Season 6 is actually good in terms of how the characters and couples are used and the involvement of Steven Molaro as a show-runner (taking over Bill Prady’s duties) is quite noticeable since we’ve continued the human and emotional growth from the last 2 years. We are treated to some amazing highs and some frustrating lows that in turn resulted in an uneven feeling for the show; at times making it frustrating to watch. This year’s installment is different than the previous because the two characters getting the major spotlight are the two extremes: Sheldon — TBBT‘s signature character — and Raj, who has been barely used since the series began… until now.
Sheldon broke out pretty fast as a iconic TV character during the first year because he was wacky and fun to watch. He was always obnoxious towards his friends, but he was still tolerable. When Season 4 started, Amy and Sheldon were paired together and he slowly showed signs of being an asshole, which progressed at a fast pace into later episodes. In here, we see him at his worst (for now) in terms of being highly unlikable — the ones who suffered the most from this were Amy, who wants their relation to be something meaningful, and Human Resources Administrator Mrs. Davis (guest star Regina King), the latter leading Sheldon into oblivious (and unsettling) racism territory.

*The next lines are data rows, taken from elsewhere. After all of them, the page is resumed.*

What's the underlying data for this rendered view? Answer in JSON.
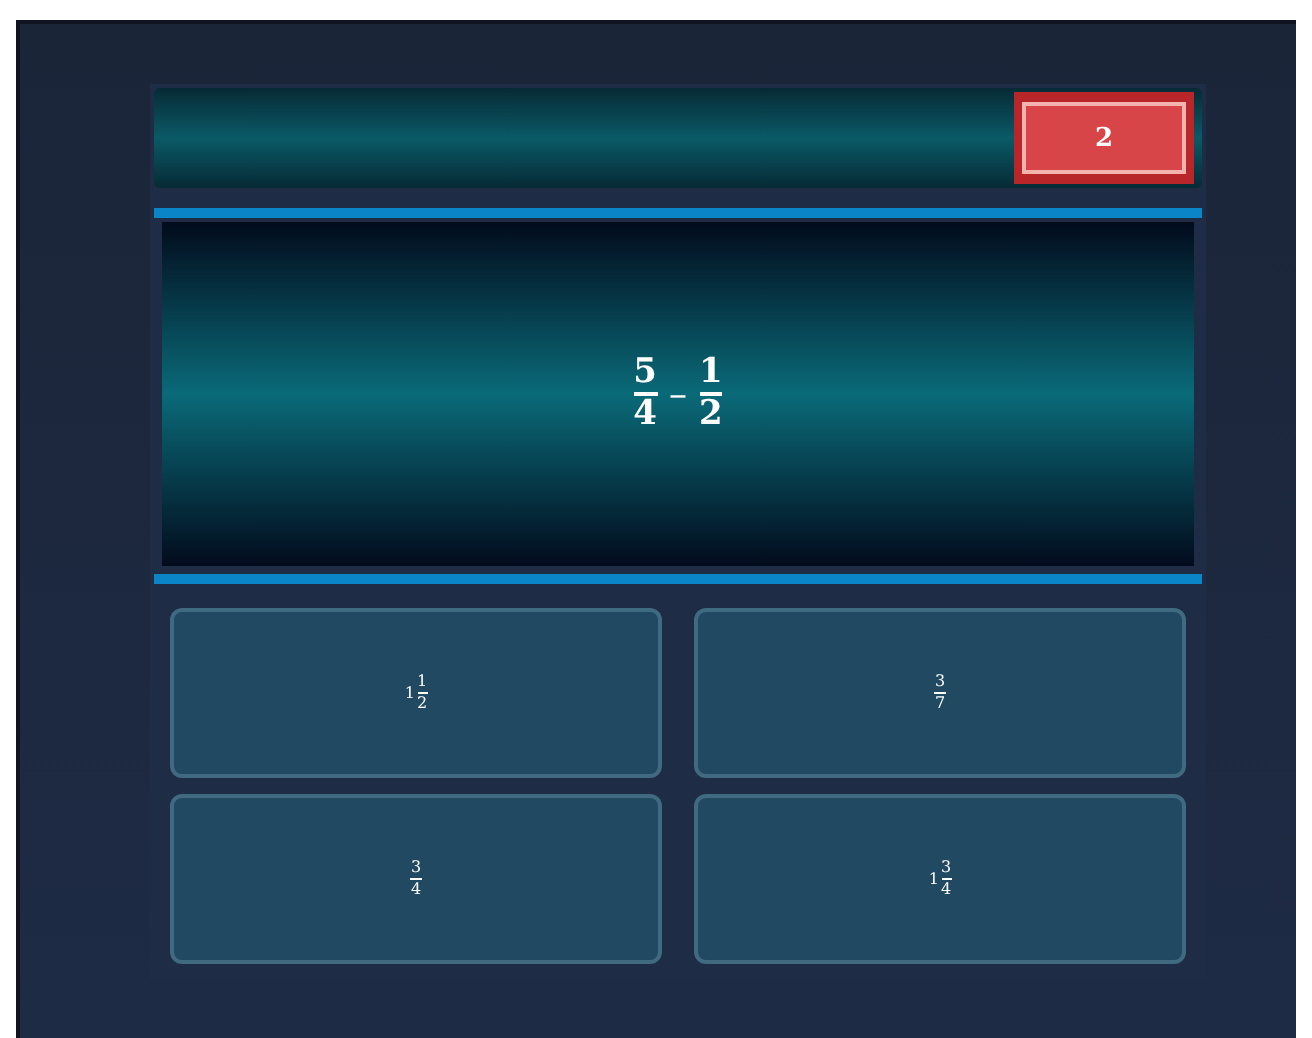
{
  "score": "2",
  "question": {
    "operator": "–",
    "terms": [
      {
        "num": "5",
        "den": "4"
      },
      {
        "num": "1",
        "den": "2"
      }
    ]
  },
  "answers": [
    {
      "whole": "1",
      "num": "1",
      "den": "2"
    },
    {
      "num": "3",
      "den": "7"
    },
    {
      "num": "3",
      "den": "4"
    },
    {
      "whole": "1",
      "num": "3",
      "den": "4"
    }
  ]
}
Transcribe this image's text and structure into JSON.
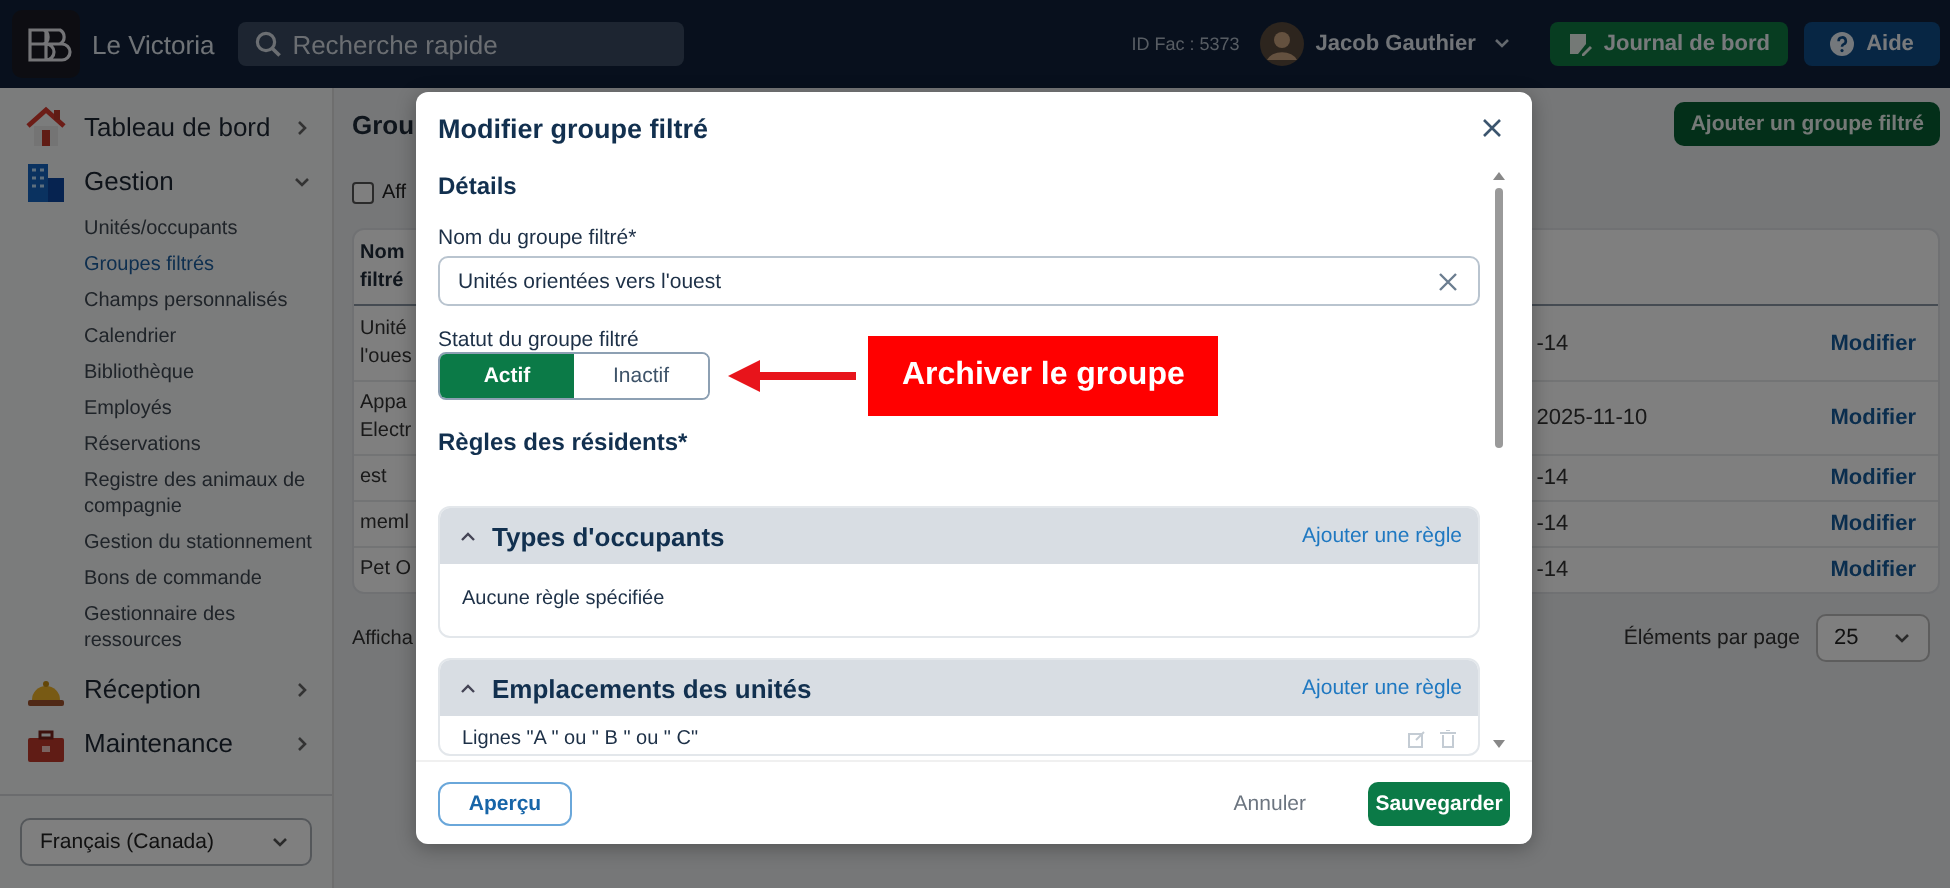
{
  "topbar": {
    "brand": "Le Victoria",
    "search": {
      "placeholder": "Recherche rapide"
    },
    "facility_id": "ID Fac : 5373",
    "user": "Jacob Gauthier",
    "buttons": [
      {
        "label": "Journal de bord",
        "kind": "journal"
      },
      {
        "label": "Aide",
        "kind": "help"
      }
    ]
  },
  "sidebar": {
    "items": [
      {
        "label": "Tableau de bord",
        "expanded": false
      },
      {
        "label": "Gestion",
        "expanded": true,
        "children": [
          {
            "label": "Unités/occupants",
            "selected": false
          },
          {
            "label": "Groupes filtrés",
            "selected": true
          },
          {
            "label": "Champs personnalisés",
            "selected": false
          },
          {
            "label": "Calendrier",
            "selected": false
          },
          {
            "label": "Bibliothèque",
            "selected": false
          },
          {
            "label": "Employés",
            "selected": false
          },
          {
            "label": "Réservations",
            "selected": false
          },
          {
            "label": "Registre des animaux de compagnie",
            "selected": false
          },
          {
            "label": "Gestion du stationnement",
            "selected": false
          },
          {
            "label": "Bons de commande",
            "selected": false
          },
          {
            "label": "Gestionnaire des ressources",
            "selected": false
          }
        ]
      },
      {
        "label": "Réception",
        "expanded": false
      },
      {
        "label": "Maintenance",
        "expanded": false
      }
    ],
    "language": "Français (Canada)"
  },
  "page": {
    "title": "Grou",
    "add_button": "Ajouter un groupe filtré",
    "filter": {
      "label": "Aff",
      "checked": false
    },
    "table": {
      "columns": [
        "Nom filtré"
      ],
      "rows": [
        {
          "name": "Unité l'oues",
          "date": "-14",
          "action": "Modifier"
        },
        {
          "name": "Appa Electr",
          "date": "2025-11-10",
          "action": "Modifier"
        },
        {
          "name": "est",
          "date": "-14",
          "action": "Modifier"
        },
        {
          "name": "meml",
          "date": "-14",
          "action": "Modifier"
        },
        {
          "name": "Pet O",
          "date": "-14",
          "action": "Modifier"
        }
      ]
    },
    "footer_text": "Afficha",
    "per_page": {
      "label": "Éléments par page",
      "value": "25"
    }
  },
  "modal": {
    "title": "Modifier groupe filtré",
    "section": "Détails",
    "name_field": {
      "label": "Nom du groupe filtré*",
      "value": "Unités orientées vers l'ouest"
    },
    "status": {
      "label": "Statut du groupe filtré",
      "options": [
        {
          "label": "Actif",
          "selected": true
        },
        {
          "label": "Inactif",
          "selected": false
        }
      ]
    },
    "annotation": "Archiver le groupe",
    "rules_heading": "Règles des résidents*",
    "rule_groups": [
      {
        "title": "Types d'occupants",
        "expanded": true,
        "action": "Ajouter une règle",
        "empty_text": "Aucune règle spécifiée"
      },
      {
        "title": "Emplacements des unités",
        "expanded": true,
        "action": "Ajouter une règle",
        "rules": [
          "Lignes \"A \" ou \" B \" ou \" C\""
        ]
      }
    ],
    "footer": {
      "preview": "Aperçu",
      "cancel": "Annuler",
      "save": "Sauvegarder"
    }
  }
}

In spite of the unlikable traits Sheldon currently displays, we also get to see him from the view of a man who tries to overcome his flaws regarding society, friendships and his relationship with Amy. This is something refreshing to see and you would have never expected that from him back in the early days. Jim Parsons remains funny selling strongly all of his lines, especially when Sheldon confronts his relationship with Amy as well as when he’s in the inevitable asshole position.
On the other hand, Raj finally gets used more often than before, as he begins dealing with his loneliness, which has been going on for quite some time. He struck a friendship with comic book salesman Stuart (Kevin Sussman, upgraded to series regular temporarily), which almost led the show into LGBT territory. Unfortunately, that got cut off abruptly for no reason, and then he got a new girlfriend in Lucy (Kate Micucci), who suffers from anxiety issues, leading to a huge payoff for one of the biggest problems with TBBT — Spoiler: Raj’s selective mutism — that should lead Raj into bigger and better things next year.
I wished the writing team used Howard better because Simon Helberg is great at handling Howard’s growth and he had new territory to explore, unlike Leonard (held back for being the ‘straight man’ character) and Penny (who had some bits of development regarding her feelings towards her friends). However, the outer space trip was a chore to watch and his marriage with Bernadette (Rauch) wasn’t completely explored — except for some reality vs. fantasy issues regarding Howard himself — since most of the “couple drama” issues happened with Leonard-Penny and Sheldon-Amy instead.
TBBT is still considerably entertaining, but not as cohesive, funny and strong as the last season was. As far as American comedy network shows with bigger audiences goes, this one stands much stronger than Modern Family.